According to the CDC, children ages eight to eighteen spend between six and nine hours per day in front of screens. This is no longer a new trend. This is the new way children live. These screens and the content they display are the dominant influencers of society. Mothers should limit the time children spend eyeballing these addictive electronic devices to reasonable and healthy levels. If we haven’t done this yet, we can start right now. If not now, when?
American entrepreneur, Dr. Randy Kulman, wrote, “We know that kids who play video games and use technology for an hour a day are actually psychologically healthier than kids who spend three or more hours a day with video games and also psychologically healthier than kids who don’t spend any time at all.” Electronic devices instantly grant access to any subject, condensing all of civilization within pixels. Clicking across websites, we can traverse far and wide across millennia, with a sense of control unparalleled by more conventional activities. Relative to a time before electronic devices, the world is at our fingertips.
As powerful as electronic devices are, addiction to them impedes us from living our actual lives. According to DataReportal, the average adult spends 7 (YES, SEVEN) hours looking at a screen every day. That’s more time than most of us sleep. Apps, games, and social networks have a complete stranglehold over our lives. We, as an entire society, are addicted.
Mothers should have a plan to ensure our children engage the world in meaningful ways. American Entrepreneur, Alan Brown, wrote, “Whether you are a parent or not, carving out time to turn off your devices, to disconnect from the wired world and engage with the real people who are all around you, is one of the best gifts you can give yourself and the people you love.”

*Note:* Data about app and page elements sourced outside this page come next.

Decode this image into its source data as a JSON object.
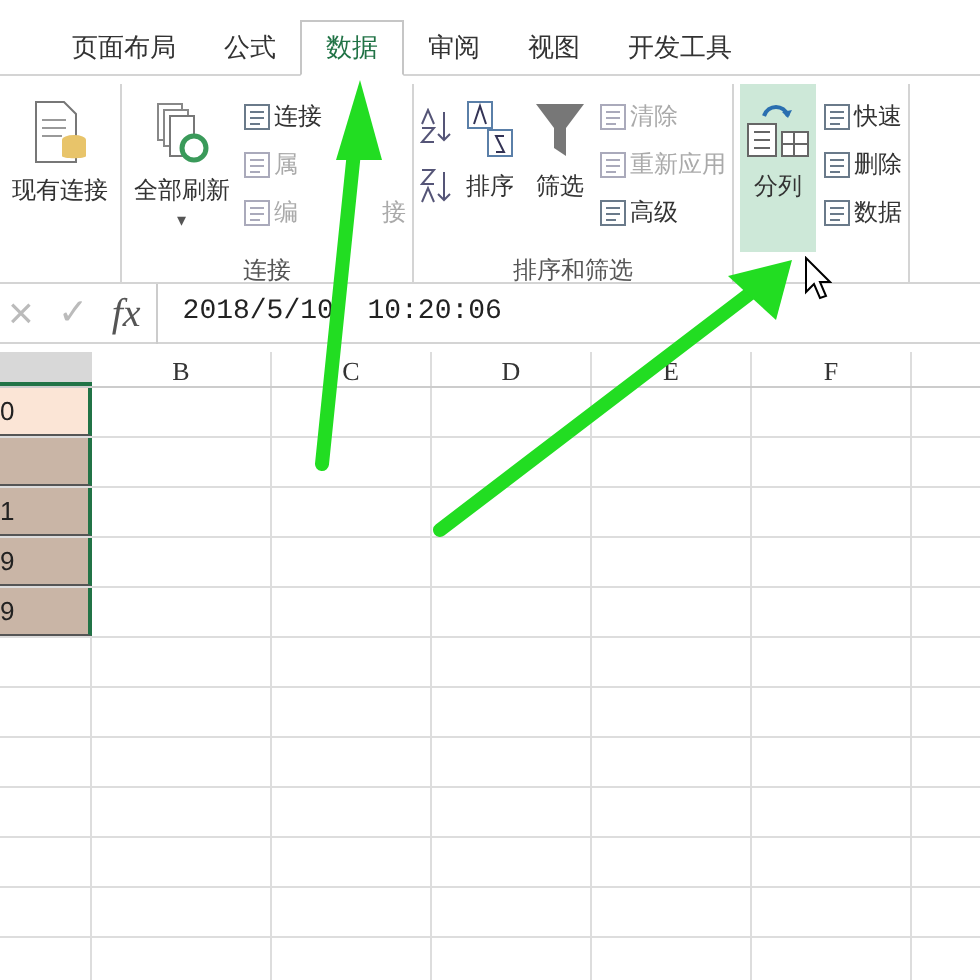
{
  "tabs": [
    {
      "label": "页面布局",
      "selected": false
    },
    {
      "label": "公式",
      "selected": false
    },
    {
      "label": "数据",
      "selected": true
    },
    {
      "label": "审阅",
      "selected": false
    },
    {
      "label": "视图",
      "selected": false
    },
    {
      "label": "开发工具",
      "selected": false
    }
  ],
  "ribbon": {
    "groups": [
      {
        "items": [
          {
            "kind": "large",
            "label": "现有连接"
          }
        ]
      },
      {
        "label": "连接",
        "items": [
          {
            "kind": "large",
            "label": "全部刷新",
            "dropdown": "▾"
          },
          {
            "kind": "small",
            "label": "连接",
            "disabled": false
          },
          {
            "kind": "small",
            "label": "属",
            "disabled": true
          },
          {
            "kind": "small",
            "label": "编",
            "tail": "接",
            "disabled": true
          }
        ]
      },
      {
        "label": "排序和筛选",
        "items": [
          {
            "kind": "sortpair"
          },
          {
            "kind": "large",
            "label": "排序"
          },
          {
            "kind": "large",
            "label": "筛选"
          },
          {
            "kind": "small",
            "label": "清除",
            "disabled": true
          },
          {
            "kind": "small",
            "label": "重新应用",
            "disabled": true
          },
          {
            "kind": "small",
            "label": "高级",
            "disabled": false
          }
        ]
      },
      {
        "items": [
          {
            "kind": "large",
            "label": "分列",
            "selected": true
          },
          {
            "kind": "small",
            "label": "快速",
            "disabled": false
          },
          {
            "kind": "small",
            "label": "删除",
            "disabled": false
          },
          {
            "kind": "small",
            "label": "数据",
            "disabled": false
          }
        ]
      }
    ]
  },
  "formula_bar": {
    "cancel": "×",
    "enter": "✓",
    "fx": "fx",
    "value": "2018/5/10  10:20:06"
  },
  "sheet": {
    "columns": [
      "B",
      "C",
      "D",
      "E",
      "F"
    ],
    "column_a": [
      {
        "value": "0",
        "color": "#fbe5d6"
      },
      {
        "color": "#c9b5a6"
      },
      {
        "value": "1",
        "color": "#c9b5a6"
      },
      {
        "value": "9",
        "color": "#c9b5a6"
      },
      {
        "value": "9",
        "color": "#c9b5a6"
      }
    ]
  }
}
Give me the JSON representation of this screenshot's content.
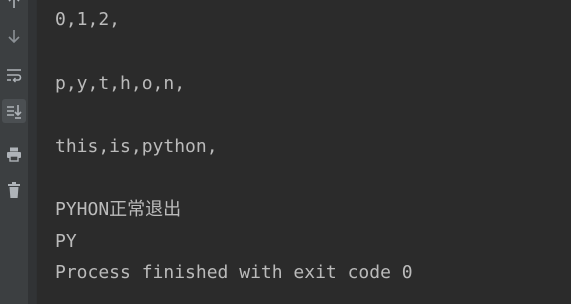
{
  "toolbar": {
    "buttons": [
      {
        "icon": "arrow-up-icon"
      },
      {
        "icon": "arrow-down-icon"
      },
      {
        "icon": "soft-wrap-icon"
      },
      {
        "icon": "scroll-to-end-icon",
        "active": true
      },
      {
        "icon": "print-icon"
      },
      {
        "icon": "trash-icon"
      }
    ]
  },
  "console": {
    "lines": [
      "0,1,2,",
      "p,y,t,h,o,n,",
      "this,is,python,",
      "PYHON正常退出",
      "PY",
      "Process finished with exit code 0"
    ]
  },
  "colors": {
    "background": "#2b2b2b",
    "toolbar": "#3c3f41",
    "text": "#bbbbbb",
    "icon": "#aeb3b8"
  }
}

The American Academy of Pediatrics recommends the following limits:
- No screen time for children under 2 (except video chatting)
- One hour per day for toddlers and preschoolers

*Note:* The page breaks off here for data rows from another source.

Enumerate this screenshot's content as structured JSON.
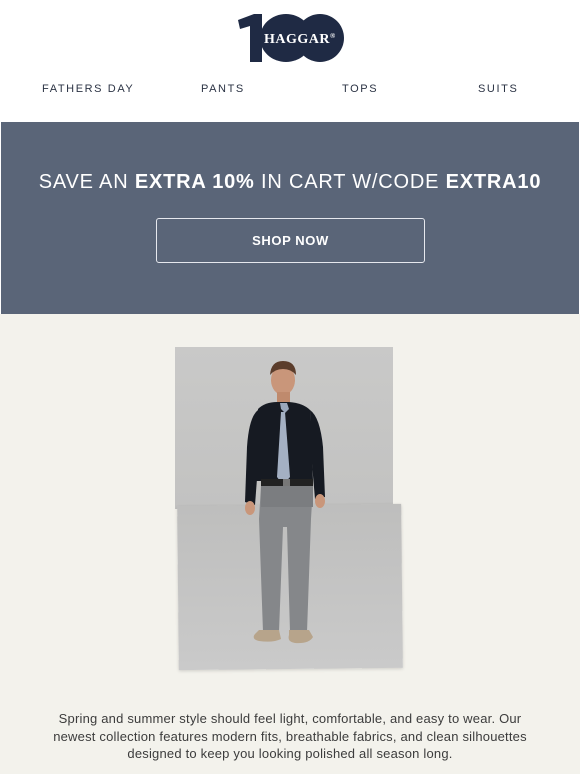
{
  "header": {
    "logo_number": "100",
    "logo_brand": "HAGGAR",
    "logo_mark": "®",
    "nav": [
      {
        "label": "FATHERS DAY"
      },
      {
        "label": "PANTS"
      },
      {
        "label": "TOPS"
      },
      {
        "label": "SUITS"
      }
    ]
  },
  "banner": {
    "prefix": "SAVE AN ",
    "extra": "EXTRA 10%",
    "middle": " IN CART W/CODE ",
    "code": "EXTRA10",
    "button_label": "SHOP NOW",
    "background_color": "#5a6578"
  },
  "product": {
    "image": "model-in-black-shirt-tie-and-grey-pants-photo",
    "description": "Spring and summer style should feel light, comfortable, and easy to wear. Our newest collection features modern fits, breathable fabrics, and clean silhouettes designed to keep you looking polished all season long."
  },
  "colors": {
    "brand_navy": "#1f2a44",
    "section_background": "#f3f2ec"
  }
}
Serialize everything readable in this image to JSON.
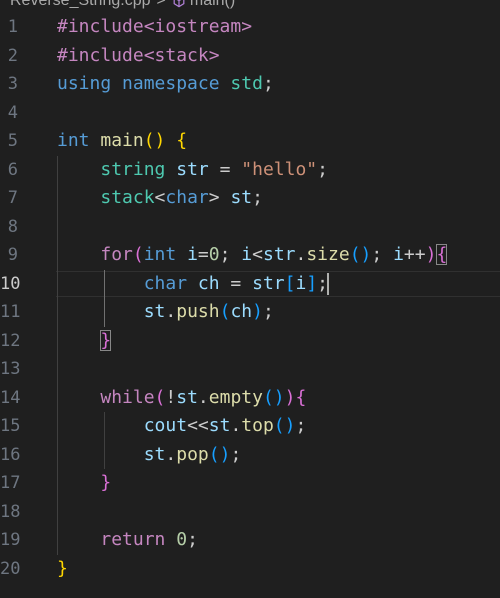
{
  "breadcrumb": {
    "file": "Reverse_String.cpp",
    "separator": ">",
    "symbol": "main()"
  },
  "editor": {
    "active_line": 10,
    "lines": [
      {
        "number": "1",
        "tokens": [
          [
            "#include<iostream>",
            "k-directive"
          ]
        ]
      },
      {
        "number": "2",
        "tokens": [
          [
            "#include<stack>",
            "k-directive"
          ]
        ]
      },
      {
        "number": "3",
        "tokens": [
          [
            "using",
            "k-using"
          ],
          [
            " ",
            "k-plain"
          ],
          [
            "namespace",
            "k-using"
          ],
          [
            " ",
            "k-plain"
          ],
          [
            "std",
            "k-ns"
          ],
          [
            ";",
            "k-plain"
          ]
        ]
      },
      {
        "number": "4",
        "tokens": []
      },
      {
        "number": "5",
        "tokens": [
          [
            "int",
            "k-type"
          ],
          [
            " ",
            "k-plain"
          ],
          [
            "main",
            "k-func"
          ],
          [
            "()",
            "b1"
          ],
          [
            " ",
            "k-plain"
          ],
          [
            "{",
            "b1"
          ]
        ]
      },
      {
        "number": "6",
        "tokens": [
          [
            "    ",
            "k-plain"
          ],
          [
            "string",
            "k-class"
          ],
          [
            " ",
            "k-plain"
          ],
          [
            "str",
            "k-var"
          ],
          [
            " = ",
            "k-plain"
          ],
          [
            "\"hello\"",
            "k-str"
          ],
          [
            ";",
            "k-plain"
          ]
        ]
      },
      {
        "number": "7",
        "tokens": [
          [
            "    ",
            "k-plain"
          ],
          [
            "stack",
            "k-class"
          ],
          [
            "<",
            "k-plain"
          ],
          [
            "char",
            "k-type"
          ],
          [
            "> ",
            "k-plain"
          ],
          [
            "st",
            "k-var"
          ],
          [
            ";",
            "k-plain"
          ]
        ]
      },
      {
        "number": "8",
        "tokens": []
      },
      {
        "number": "9",
        "tokens": [
          [
            "    ",
            "k-plain"
          ],
          [
            "for",
            "k-control"
          ],
          [
            "(",
            "b2"
          ],
          [
            "int",
            "k-type"
          ],
          [
            " ",
            "k-plain"
          ],
          [
            "i",
            "k-var"
          ],
          [
            "=",
            "k-plain"
          ],
          [
            "0",
            "k-num"
          ],
          [
            "; ",
            "k-plain"
          ],
          [
            "i",
            "k-var"
          ],
          [
            "<",
            "k-plain"
          ],
          [
            "str",
            "k-var"
          ],
          [
            ".",
            "k-plain"
          ],
          [
            "size",
            "k-func"
          ],
          [
            "()",
            "b3"
          ],
          [
            "; ",
            "k-plain"
          ],
          [
            "i",
            "k-var"
          ],
          [
            "++",
            "k-plain"
          ],
          [
            ")",
            "b2"
          ],
          [
            "{",
            "b2 bm"
          ]
        ]
      },
      {
        "number": "10",
        "tokens": [
          [
            "        ",
            "k-plain"
          ],
          [
            "char",
            "k-type"
          ],
          [
            " ",
            "k-plain"
          ],
          [
            "ch",
            "k-var"
          ],
          [
            " = ",
            "k-plain"
          ],
          [
            "str",
            "k-var"
          ],
          [
            "[",
            "b3"
          ],
          [
            "i",
            "k-var"
          ],
          [
            "]",
            "b3"
          ],
          [
            ";",
            "k-plain"
          ],
          [
            "|CURSOR|",
            "cursor"
          ]
        ]
      },
      {
        "number": "11",
        "tokens": [
          [
            "        ",
            "k-plain"
          ],
          [
            "st",
            "k-var"
          ],
          [
            ".",
            "k-plain"
          ],
          [
            "push",
            "k-func"
          ],
          [
            "(",
            "b3"
          ],
          [
            "ch",
            "k-var"
          ],
          [
            ")",
            "b3"
          ],
          [
            ";",
            "k-plain"
          ]
        ]
      },
      {
        "number": "12",
        "tokens": [
          [
            "    ",
            "k-plain"
          ],
          [
            "}",
            "b2 bm"
          ]
        ]
      },
      {
        "number": "13",
        "tokens": []
      },
      {
        "number": "14",
        "tokens": [
          [
            "    ",
            "k-plain"
          ],
          [
            "while",
            "k-control"
          ],
          [
            "(",
            "b2"
          ],
          [
            "!",
            "k-plain"
          ],
          [
            "st",
            "k-var"
          ],
          [
            ".",
            "k-plain"
          ],
          [
            "empty",
            "k-func"
          ],
          [
            "()",
            "b3"
          ],
          [
            ")",
            "b2"
          ],
          [
            "{",
            "b2"
          ]
        ]
      },
      {
        "number": "15",
        "tokens": [
          [
            "        ",
            "k-plain"
          ],
          [
            "cout",
            "k-var"
          ],
          [
            "<<",
            "k-plain"
          ],
          [
            "st",
            "k-var"
          ],
          [
            ".",
            "k-plain"
          ],
          [
            "top",
            "k-func"
          ],
          [
            "()",
            "b3"
          ],
          [
            ";",
            "k-plain"
          ]
        ]
      },
      {
        "number": "16",
        "tokens": [
          [
            "        ",
            "k-plain"
          ],
          [
            "st",
            "k-var"
          ],
          [
            ".",
            "k-plain"
          ],
          [
            "pop",
            "k-func"
          ],
          [
            "()",
            "b3"
          ],
          [
            ";",
            "k-plain"
          ]
        ]
      },
      {
        "number": "17",
        "tokens": [
          [
            "    ",
            "k-plain"
          ],
          [
            "}",
            "b2"
          ]
        ]
      },
      {
        "number": "18",
        "tokens": []
      },
      {
        "number": "19",
        "tokens": [
          [
            "    ",
            "k-plain"
          ],
          [
            "return",
            "k-control"
          ],
          [
            " ",
            "k-plain"
          ],
          [
            "0",
            "k-num"
          ],
          [
            ";",
            "k-plain"
          ]
        ]
      },
      {
        "number": "20",
        "tokens": [
          [
            "}",
            "b1"
          ]
        ]
      }
    ]
  }
}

- Two hours per day for teens and adults (homework withstanding)
As we set and enforce daily limits, remember the therapeutic effects of eye contact, physical touch, and exercise. Studies correlate excessive screen time with anxiety, depression, obesity, sleep disorders, and the deteriorated quality of interpersonal relationships. Fathers are responsible for helping our family break free from screen time addiction. One cool resource is Habyts, whose founder Cynthia Crossley, wrote, “It’s not just about limiting screen time; it’s about teaching kids to develop good habits in real life as well as managing their screen time.”
While the solution is not complicated, it does require self-discipline, fortitude, and consistency. Here are a few useful ideas… When not in use, physically put electronic devices away or at an unmonitored charging station so they’re not attracting our attention. Assign phone-free zones to family meal areas and bedrooms. Commit to reading ten pages of a book every day. Commit to daily exercise. Explore and discuss the many needs of the body that cannot be met in the digital world. Ask children, “What does your body need that makes you feel good that you can’t do with your phone?”

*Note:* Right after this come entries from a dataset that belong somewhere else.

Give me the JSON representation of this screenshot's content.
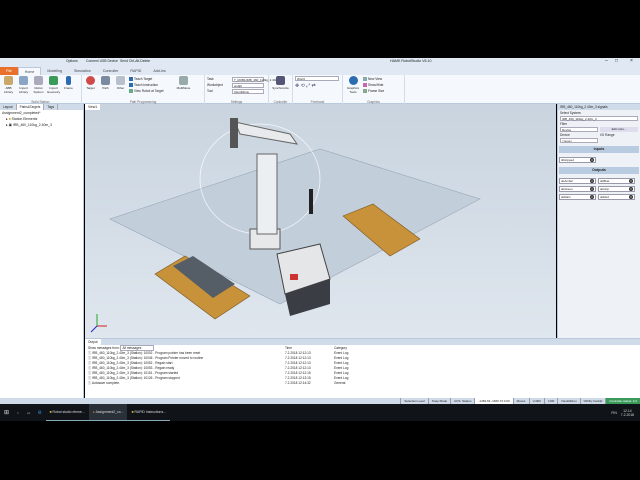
{
  "app": {
    "title": "HAMK RobotStudio V6.10",
    "quick": [
      "Options",
      "Connect USB Device",
      "Send Ctrl-Alt-Delete"
    ]
  },
  "tabs": [
    "File",
    "Home",
    "Modeling",
    "Simulation",
    "Controller",
    "RAPID",
    "Add-Ins"
  ],
  "ribbon": {
    "build_station": {
      "label": "Build Station",
      "buttons": [
        "ABB Library",
        "Import Library",
        "Robot System",
        "Import Geometry",
        "Frame"
      ]
    },
    "path_programming": {
      "label": "Path Programming",
      "buttons": [
        "Target",
        "Path",
        "Other",
        "MultiMove"
      ],
      "small": [
        "Teach Target",
        "Teach Instruction",
        "View Robot at Target"
      ]
    },
    "settings": {
      "label": "Settings",
      "rows": [
        {
          "label": "Task",
          "value": "T_ROB1(IRB_460_110kg_2.40m_3)"
        },
        {
          "label": "Workobject",
          "value": "wobj0"
        },
        {
          "label": "Tool",
          "value": "tVenttiiliimu"
        }
      ]
    },
    "controller": {
      "label": "Controller",
      "buttons": [
        "Synchronize"
      ]
    },
    "freehand": {
      "label": "Freehand",
      "value": "World"
    },
    "graphics": {
      "label": "Graphics",
      "buttons": [
        "Graphics Tools"
      ],
      "small": [
        "New View",
        "Show/Hide",
        "Frame Size"
      ]
    }
  },
  "left": {
    "tabs": [
      "Layout",
      "Paths&Targets",
      "Tags"
    ],
    "tree": [
      "Assignment2_completed*",
      "Station Elements",
      "IRB_460_110kg_2.40m_3"
    ]
  },
  "view": {
    "tab": "View1"
  },
  "right": {
    "title": "IRB_460_110kg_2.40m_3 signals",
    "select_system_label": "Select System:",
    "system": "IRB_460_110kg_2.40m_3",
    "filter_label": "Filter",
    "filter": "Device",
    "edit_list": "Edit Lists...",
    "device_label": "Device",
    "io_range_label": "I/O Range",
    "device": "<none>",
    "inputs_label": "Inputs",
    "inputs": [
      "diGripped"
    ],
    "outputs_label": "Outputs",
    "outputs": [
      "doAmber",
      "doBlue",
      "doGreen",
      "doGrip",
      "doRain",
      "doRed"
    ]
  },
  "output": {
    "tab": "Output",
    "filter_label": "Show messages from:",
    "filter": "All messages",
    "cols": [
      "",
      "Time",
      "Category"
    ],
    "rows": [
      {
        "m": "IRB_460_110kg_2.40m_3 (Station): 10002 - Program pointer has been reset",
        "t": "7.2.2018 12:12:13",
        "c": "Event Log"
      },
      {
        "m": "IRB_460_110kg_2.40m_3 (Station): 10045 - Program Pointer moved to routine",
        "t": "7.2.2018 12:12:13",
        "c": "Event Log"
      },
      {
        "m": "IRB_460_110kg_2.40m_3 (Station): 10052 - Regain start",
        "t": "7.2.2018 12:12:13",
        "c": "Event Log"
      },
      {
        "m": "IRB_460_110kg_2.40m_3 (Station): 10053 - Regain ready",
        "t": "7.2.2018 12:12:13",
        "c": "Event Log"
      },
      {
        "m": "IRB_460_110kg_2.40m_3 (Station): 10151 - Program started",
        "t": "7.2.2018 12:12:15",
        "c": "Event Log"
      },
      {
        "m": "IRB_460_110kg_2.40m_3 (Station): 10126 - Program stopped",
        "t": "7.2.2018 12:13:15",
        "c": "Event Log"
      },
      {
        "m": "Autosave complete.",
        "t": "7.2.2018 12:14:32",
        "c": "General"
      }
    ]
  },
  "status": {
    "items": [
      "Selection Level",
      "Snap Mode",
      "UCS: Station",
      "-1469.63   -1660.73   0.00",
      "MoveL",
      "*",
      "v1000",
      "z100",
      "tVenttiiliimu",
      "\\WObj:=wobj0"
    ],
    "controller": "Controller status: 1/1"
  },
  "taskbar": {
    "apps": [
      "Robot studio eleme...",
      "Assignment2_co...",
      "RAPID Instructions..."
    ],
    "lang": "FIN",
    "time": "12.14",
    "date": "7.2.2018"
  },
  "colors": {
    "file_tab": "#e8702a",
    "pallet": "#c8923a",
    "accent": "#2b6cb0"
  }
}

As much power as we receive from electronic devices, isn’t it time for the people of our world to break free from the digital chains of bondage. Parents and children are only slaves to these devices through our own complicity. Rather than letting screens control us, shouldn’t we control them?
“A man without self-control is like a city broken into and left without walls.”
—Proverbs 25:28 ESV
Polly visits her grandparent’s farm and spends all her time on her tablet instead of enjoying the farm animals and playing with her cousins. A chat with her grandfather teaches her that, though screen time can be good, it can keep her from better things.
Dive into the sociological, psychological, cultural, and economic factors involved in the global tech epidemic with one major goal: to explore the effect all of our wonderful shiny new technology is having on kids. Glow Kids also includes an opt-out letter and a “quiz” for parents.
Between Zoom meetings, online classes, social media, gaming, and binge-watching TV series, humans now spend most of their free time submerged in screen life—and that’s taking a toll on real life. This book is a rescue plan for parents, adults, teachers, and ministers who want to help others (or themselves) achieve screen-life/real-life balance.
This is a must read for children, parents and teachers to teach kids the proper way break away from technology and to live in the real world.
The Internet can be a scary, dangerous place especially for children. This book shows parents how to help digital kids navigate this environment.
Though these miraculous products melt the miles that separate people across the globe, their extraordinary and sometimes damaging magnetism is no accident. The companies that design these products tweak them over time until they become almost impossible to resist. By reverse engineering behavioral addiction, Alter explains how we can harness addictive products for the good—to improve how we communicate with each other, spend and save our money, and set boundaries between work and play—and how we can mitigate their most damaging effects on our well-being, and the health and happiness of our children.
PLEASE NOTE: As an Amazon Associate, Mothers Truly Matter earns from qualifying purchases. The information in this post should not be construed as providing specific psychiatric, psychological, or medical advice, but rather to offer readers information to better understand the lives and health of themselves and their children. It is not intended to provide an alternative to professional treatment or to replace the services of a physician, psychiatrist, or psychotherapist.